Ms. Catlett created large-scale sculptures of musicians Louis Armstrong and Mahalia Jackson, as well as evocative prints of many black leaders, including Sojourner Truth, Harriet Tubman and Malcolm X. But many of her most powerful works depict ordinary people.
In her 1952 linoleum print “Sharecropper,” a woman with white hair and a lean face framed by a wide straw hat gazes off to the side, with her blouse fastened by a safety pin. The static image acquires an internal sense of motion from the thousands of tiny cuts in a linoleum block made by Ms. Catlett.
Her sculptures, however, often reach toward a broader, metaphorical vision, without abandoning the human form.
“I want the ordinary person to be able to relate to what I am doing,” she told New Orleans magazine in 1984. “Working figuratively is the dues I must, want and am privileged to pay so that ordinary people can relate to my work and not get lost trying to figure out what it means.”
Alice Elizabeth Catlett was born in Washington on June 15, 1915. Her father, a mathematics teacher who made wood carvings, died before she was born. Ms. Catlett was raised by her mother, who worked as a truant officer, and her grandparents, three of whom had been slaves.
After graduating from Dunbar High School, Ms. Catlett won a scholarship to a forerunner of Carnegie Mellon University in Pittsburgh, only to have the offer withdrawn after university officials realized that she was black. (The university gave her an honorary doctorate in 2008.)
Ms. Catlett enrolled instead at Howard University, from which she graduated in 1935. She taught in North Carolina before going to graduate school at the University of Iowa, where in 1940 she earned the university’s first master’s degree in sculpture.
During the next few years, she taught at Dillard University in New Orleans and Virginia’s Hampton Institute while doing additional studies in Chicago and New York. In New York, Ms. Catlett taught at a Harlem school of continuing education for working people. (The principal was poet Gwendolyn Brooks.) While there, Ms. Catlett became committed to creating art that would somehow ennoble the working poor.
“She would say art is a way to wake people up,” Herzog said. “She saw herself as a strongly engaged artist.”
In 1946, Ms. Catlett received a fellowship to study in Mexico, where she became part of a graphic arts collective called Taller de Grafica Popular. She became friends with such acclaimed artists as Frida Kahlo, Diego Rivera and Jose Orozco.
After a divorce from her first husband, Charles White, Ms. Catlett married Mexican artist Francisco Mora in 1947 and settled in Mexico City and later Cuernavaca. In the late 1950s, she became the head of the sculpture department at the National Autonomous University of Mexico, where she taught (in Spanish) until the mid-1970s.

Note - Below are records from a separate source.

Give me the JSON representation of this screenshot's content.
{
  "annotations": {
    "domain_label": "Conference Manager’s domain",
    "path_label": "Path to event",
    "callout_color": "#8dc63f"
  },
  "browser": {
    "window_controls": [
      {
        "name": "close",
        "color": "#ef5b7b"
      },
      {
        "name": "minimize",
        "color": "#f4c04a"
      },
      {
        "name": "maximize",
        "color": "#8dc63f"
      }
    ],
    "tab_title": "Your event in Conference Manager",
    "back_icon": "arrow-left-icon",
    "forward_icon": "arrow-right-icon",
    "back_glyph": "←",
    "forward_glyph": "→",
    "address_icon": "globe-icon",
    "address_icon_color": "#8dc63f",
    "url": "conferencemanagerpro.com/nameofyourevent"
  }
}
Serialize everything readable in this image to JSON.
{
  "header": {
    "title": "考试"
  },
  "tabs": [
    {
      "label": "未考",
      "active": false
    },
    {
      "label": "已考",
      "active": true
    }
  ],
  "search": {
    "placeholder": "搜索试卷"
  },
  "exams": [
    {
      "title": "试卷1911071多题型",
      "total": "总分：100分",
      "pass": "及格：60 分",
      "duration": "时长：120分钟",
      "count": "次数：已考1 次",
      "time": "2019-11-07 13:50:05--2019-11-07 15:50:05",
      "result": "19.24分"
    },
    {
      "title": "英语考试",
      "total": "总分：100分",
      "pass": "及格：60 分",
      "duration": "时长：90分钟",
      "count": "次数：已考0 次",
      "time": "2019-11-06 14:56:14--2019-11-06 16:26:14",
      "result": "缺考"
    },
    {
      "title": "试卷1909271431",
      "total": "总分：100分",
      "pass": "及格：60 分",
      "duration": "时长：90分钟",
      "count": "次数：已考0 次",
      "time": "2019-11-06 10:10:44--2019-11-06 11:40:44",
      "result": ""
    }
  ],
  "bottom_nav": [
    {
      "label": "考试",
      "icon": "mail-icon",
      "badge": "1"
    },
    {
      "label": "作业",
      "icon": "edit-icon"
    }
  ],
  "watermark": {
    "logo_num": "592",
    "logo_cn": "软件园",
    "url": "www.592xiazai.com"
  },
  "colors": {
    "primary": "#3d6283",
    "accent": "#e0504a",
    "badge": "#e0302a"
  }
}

Her husband died in 2002. Survivors include three sons, film director Juan Mora Catlett of Mexico City, jazz drummer Francisco Mora Catlett of New York and David Mora Catlett of Hamburg, Germany, and Cuernavaca, who worked as his mother’s assistant; 10 grandchildren; and six great-grandchildren. One of her granddaughters, model and actress Naima Mora, won the reality TV show “America’s Next Top Model” in 2005.
In the 1950s, Ms. Catlett was summoned to the U.S. Embassy in Mexico City and asked to divulge the names of any Communists she might have known. In 1962, she became a Mexican citizen and was declared an “undesirable alien” by the U.S. government.
She couldn’t travel freely in the United States for years, but she later kept an apartment in New York. Her U.S. citizenship was reinstated in 2002.
When Ms. Catlett was a graduate student in Iowa, her primary teacher was Grant Wood, who painted “American Gothic.” Wood told Ms. Catlett that she should concentrate on making art about what she knew best.
“The thing that I knew the most about,” Ms. Catlett said in a 1993 NPR interview, “was black women, because I am one, and I lived with them all my life, so that’s what I started working with.”